  • Unmarried adolescent girls in paid employment:Urban life offers greater access to employment and financial resources.However, the majority of work taken by girls is done because of poverty and necessity. The work (at garment factories) is tough, and involves long hours and low pay. Rather than urban life offering girls some form of emancipation, the poor urban life simply places even greater social responsibilities, expectations and sanctions on them than before.
  • Older unmarried adolescents and young women express reservations about marriage because they have seen how it does not offer the dream life they may once have thought. They’ve seen enough about the responsibilities and challenges of married life to fear it. Married life typically means less freedom of movement, pregnancy complications, childcare, additional domestic duties and having your life managed and controlled by your husband and in-laws. Most young adolescent girls hardly see that as an emancipated and fulfilling life.
  • Expectations of how girls should behave.
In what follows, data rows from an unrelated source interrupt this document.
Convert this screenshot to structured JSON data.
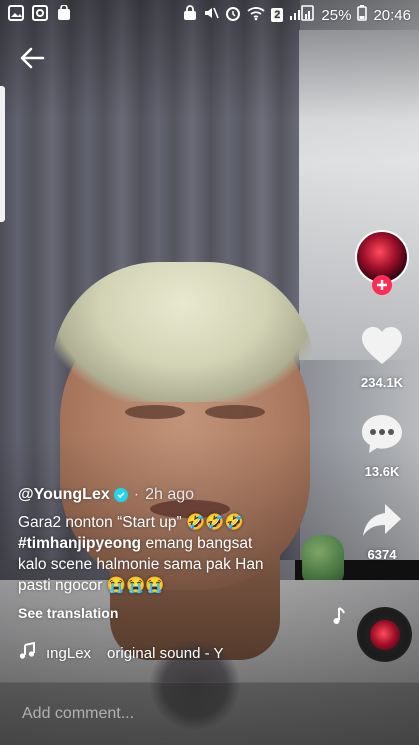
{
  "status_bar": {
    "battery_percent": "25%",
    "time": "20:46",
    "sim_badge": "2"
  },
  "video": {
    "author": "@YoungLex",
    "separator": "·",
    "posted": "2h ago",
    "caption_line1": "Gara2 nonton “Start up” 🤣🤣🤣",
    "hashtag": "#timhanjipyeong",
    "caption_line2_rest": " emang bangsat",
    "caption_line3": "kalo scene halmonie sama pak Han",
    "caption_line4": "pasti ngocor 😭😭😭",
    "see_translation": "See translation"
  },
  "actions": {
    "likes": "234.1K",
    "comments": "13.6K",
    "shares": "6374"
  },
  "music": {
    "text_left": "ıngLex",
    "text_right": "original sound - Y"
  },
  "comment_bar": {
    "placeholder": "Add comment..."
  },
  "icons": [
    "back-arrow-icon",
    "heart-icon",
    "comment-bubble-icon",
    "share-arrow-icon",
    "music-note-icon",
    "plus-icon",
    "verified-icon"
  ],
  "colors": {
    "follow_plus": "#fe2c55",
    "verified": "#20d5ec"
  }
}
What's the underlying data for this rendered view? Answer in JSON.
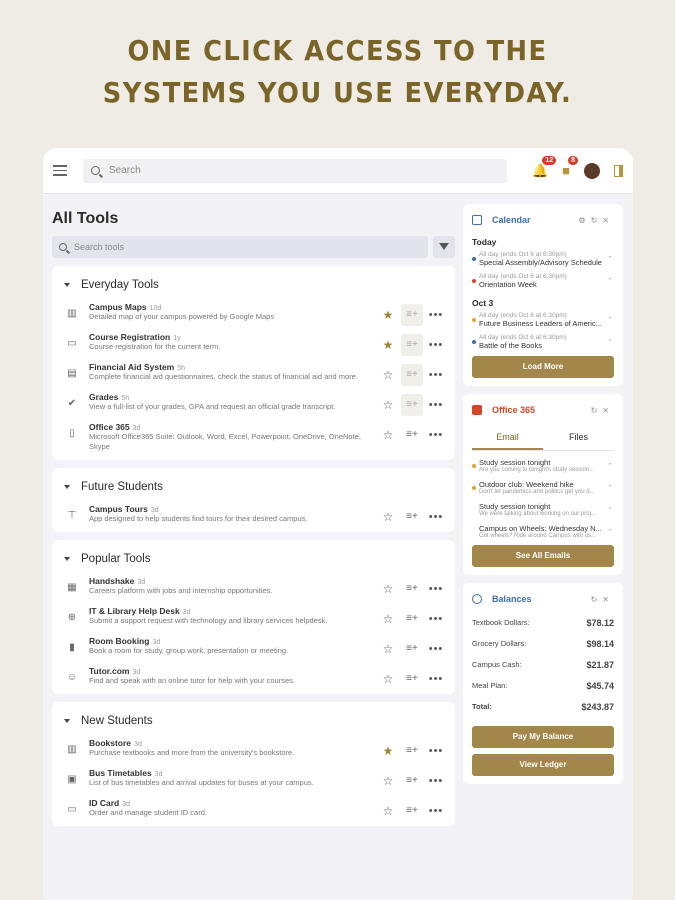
{
  "headline": {
    "line1": "ONE CLICK ACCESS TO THE",
    "line2": "SYSTEMS YOU USE EVERYDAY."
  },
  "topbar": {
    "search_placeholder": "Search",
    "notif_count": "12",
    "chat_count": "8"
  },
  "all_tools": {
    "title": "All Tools",
    "search_placeholder": "Search tools",
    "sections": [
      {
        "title": "Everyday Tools",
        "items": [
          {
            "name": "Campus Maps",
            "ago": "10d",
            "desc": "Detailed map of your campus powered by Google Maps",
            "icon": "map-icon",
            "glyph": "▥",
            "starred": true,
            "hl": true
          },
          {
            "name": "Course Registration",
            "ago": "1y",
            "desc": "Course registration for the current term.",
            "icon": "monitor-icon",
            "glyph": "▭",
            "starred": true,
            "hl": true
          },
          {
            "name": "Financial Aid System",
            "ago": "5h",
            "desc": "Complete financial aid questionnaires, check the status of financial aid and more.",
            "icon": "money-icon",
            "glyph": "▤",
            "starred": false,
            "hl": true
          },
          {
            "name": "Grades",
            "ago": "5h",
            "desc": "View a full-list of your grades, GPA and request an official grade transcript.",
            "icon": "check-circle-icon",
            "glyph": "✔",
            "starred": false,
            "hl": true
          },
          {
            "name": "Office 365",
            "ago": "3d",
            "desc": "Microsoft Office365 Suite: Outlook, Word, Excel, Powerpoint, OneDrive, OneNote, Skype",
            "icon": "office-icon",
            "glyph": "▯",
            "starred": false,
            "hl": false
          }
        ]
      },
      {
        "title": "Future Students",
        "items": [
          {
            "name": "Campus Tours",
            "ago": "3d",
            "desc": "App designed to help students find tours for their desired campus.",
            "icon": "signpost-icon",
            "glyph": "⊤",
            "starred": false,
            "hl": false
          }
        ]
      },
      {
        "title": "Popular Tools",
        "items": [
          {
            "name": "Handshake",
            "ago": "3d",
            "desc": "Careers platform with jobs and internship opportunities.",
            "icon": "briefcase-icon",
            "glyph": "▦",
            "starred": false,
            "hl": false
          },
          {
            "name": "IT & Library Help Desk",
            "ago": "3d",
            "desc": "Submit a support request with technology and library services helpdesk.",
            "icon": "help-desk-icon",
            "glyph": "⊕",
            "starred": false,
            "hl": false
          },
          {
            "name": "Room Booking",
            "ago": "3d",
            "desc": "Book a room for study, group work, presentation or meeting.",
            "icon": "room-icon",
            "glyph": "▮",
            "starred": false,
            "hl": false
          },
          {
            "name": "Tutor.com",
            "ago": "3d",
            "desc": "Find and speak with an online tutor for help with your courses.",
            "icon": "tutor-icon",
            "glyph": "☺",
            "starred": false,
            "hl": false
          }
        ]
      },
      {
        "title": "New Students",
        "items": [
          {
            "name": "Bookstore",
            "ago": "3d",
            "desc": "Purchase textbooks and more from the university's bookstore.",
            "icon": "book-icon",
            "glyph": "▥",
            "starred": true,
            "hl": false
          },
          {
            "name": "Bus Timetables",
            "ago": "3d",
            "desc": "List of bus timetables and arrival updates for buses at your campus.",
            "icon": "bus-icon",
            "glyph": "▣",
            "starred": false,
            "hl": false
          },
          {
            "name": "ID Card",
            "ago": "3d",
            "desc": "Order and manage student ID card.",
            "icon": "id-card-icon",
            "glyph": "▭",
            "starred": false,
            "hl": false
          }
        ]
      }
    ]
  },
  "calendar": {
    "title": "Calendar",
    "groups": [
      {
        "label": "Today",
        "events": [
          {
            "time": "All day (ends Oct 6 at 6:30pm)",
            "name": "Special Assembly/Advisory Schedule",
            "color": "#3a6fb0"
          },
          {
            "time": "All day (ends Oct 6 at 6:30pm)",
            "name": "Orientation Week",
            "color": "#d4462a"
          }
        ]
      },
      {
        "label": "Oct 3",
        "events": [
          {
            "time": "All day (ends Oct 6 at 6:30pm)",
            "name": "Future Business Leaders of Americ...",
            "color": "#e0a530"
          },
          {
            "time": "All day (ends Oct 6 at 6:30pm)",
            "name": "Battle of the Books",
            "color": "#3a6fb0"
          }
        ]
      }
    ],
    "button": "Load More"
  },
  "office": {
    "title": "Office 365",
    "tabs": [
      "Email",
      "Files"
    ],
    "emails": [
      {
        "subject": "Study session tonight",
        "preview": "Are you coming to tonight's study session...",
        "unread": true
      },
      {
        "subject": "Outdoor club: Weekend hike",
        "preview": "Don't let pandemics and politics get you d...",
        "unread": true
      },
      {
        "subject": "Study session tonight",
        "preview": "We were talking about working on our proj...",
        "unread": false
      },
      {
        "subject": "Campus on Wheels: Wednesday N...",
        "preview": "Got wheels? Ride around Campus with us...",
        "unread": false
      }
    ],
    "button": "See All Emails"
  },
  "balances": {
    "title": "Balances",
    "rows": [
      {
        "label": "Textbook Dollars:",
        "value": "$78.12"
      },
      {
        "label": "Grocery Dollars:",
        "value": "$98.14"
      },
      {
        "label": "Campus Cash:",
        "value": "$21.87"
      },
      {
        "label": "Meal Plan:",
        "value": "$45.74"
      },
      {
        "label": "Total:",
        "value": "$243.87"
      }
    ],
    "pay_button": "Pay My Balance",
    "ledger_button": "View Ledger"
  }
}
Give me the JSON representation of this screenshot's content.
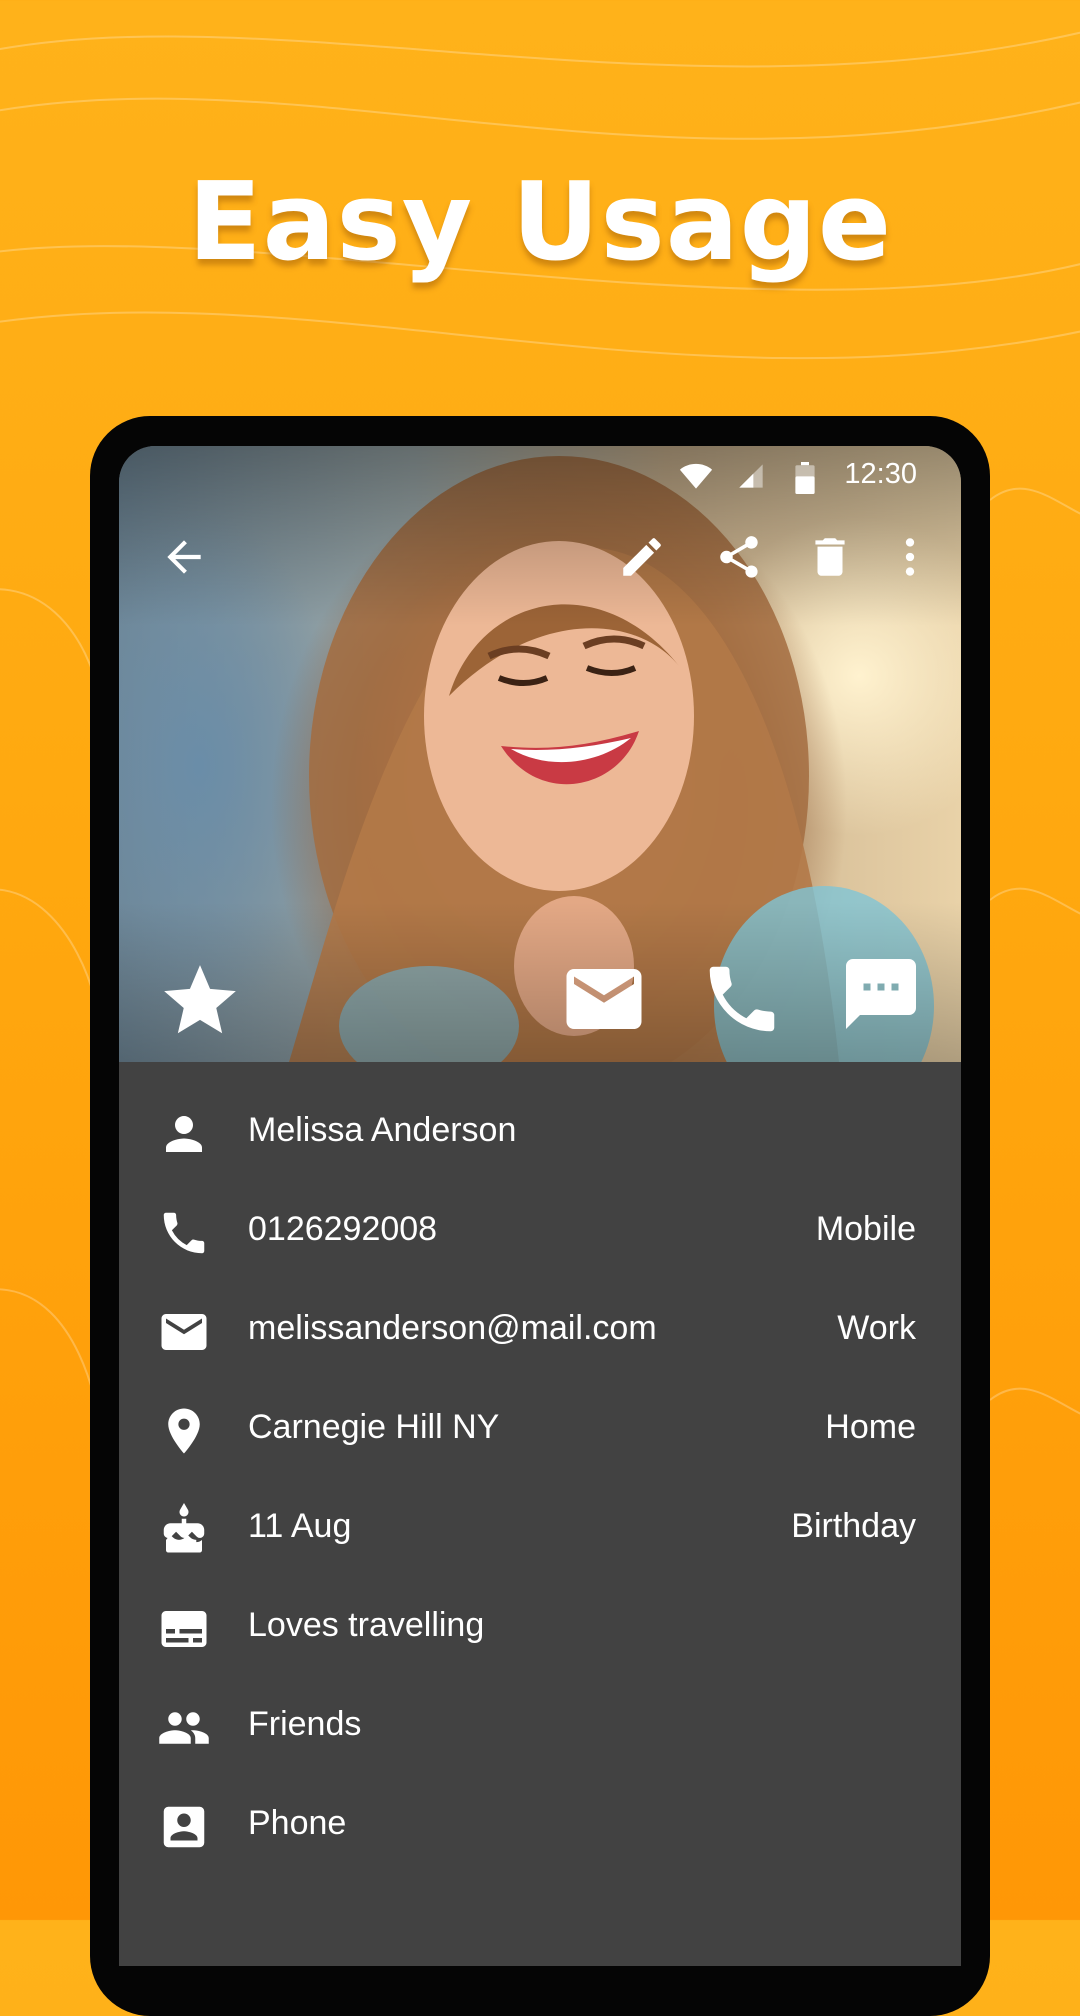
{
  "headline": "Easy Usage",
  "colors": {
    "background_top": "#FFB21A",
    "background_bottom": "#FF9706",
    "details_background": "#424242",
    "text": "#FFFFFF"
  },
  "status_bar": {
    "time": "12:30",
    "icons": [
      "wifi-icon",
      "signal-icon",
      "battery-icon"
    ]
  },
  "toolbar": {
    "icons": [
      "back-arrow-icon",
      "edit-icon",
      "share-icon",
      "delete-icon",
      "more-vert-icon"
    ]
  },
  "photo_actions": {
    "icons": [
      "star-icon",
      "email-icon",
      "call-icon",
      "message-icon"
    ]
  },
  "contact": {
    "name": "Melissa Anderson",
    "phone": {
      "value": "0126292008",
      "label": "Mobile"
    },
    "email": {
      "value": "melissanderson@mail.com",
      "label": "Work"
    },
    "address": {
      "value": "Carnegie Hill NY",
      "label": "Home"
    },
    "event": {
      "value": "11 Aug",
      "label": "Birthday"
    },
    "note": "Loves travelling",
    "group": "Friends",
    "source": "Phone"
  }
}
Puberty brings feminine features, but the woman’s mature physical form is disapproved of (or feared?) by society leading young girls and women to increasingly cover themselves up. It’s also the reason why soon after puberty a girl is considered ready for marriage in order to prevent sexual teasing from men – but arguably also to protect men from these young women’s lure. Girls should cover up, be modest, not be visible and not expose themselves to men’s view.
    Evidence of exception:In spite of this, there is widespread evidence of girls sporting leggings/tights, wearing make-up, wearing fitted clothing and loosely draping scarves as fashion statements. 
  • Age difference between bride and groom narrowing. Traditionally, the idea of age of girl’s marriage was shaped by men’s preference for younger wives and cost of dowry being less for younger girls. But with the increase in incidence of love relations, most marriages today are between similar age groups.
  • Complex interplay of age and identity. Amongst the slum dwellers, there is an embedded assumption that 'married' implies 'adult', and most of these married 'adults' are 15-16 years old. In other words, there's almost no sense of transition about the stages of adulthood that they go through. As we've noted, most of the early married adolescent girls face the challenge of forming their adult identity at the same time as they are required to assume the duties of a wife and a mother which can create a great deal of mental stress. But who do they turn to? 
Adolescents in urban slums in Bangladesh face the same issues that adolescents all over the world do, except they have to experience their growing pains within the rigid social expectations that exist. For young people, the “rules of behavior” dictate that members of the opposite sex should not have relationships with one another outside of marriage. Doing so or even being perceived to be doing so, brings sanctions, ultimately leading to forced marriage for the girl, and not necessarily with the boy she was (or wasn’t) having a relationship with.We are aware of interesting contradictions and tensions within the interviews we have held, some of which are identified above, and intend to investigate these as we progress.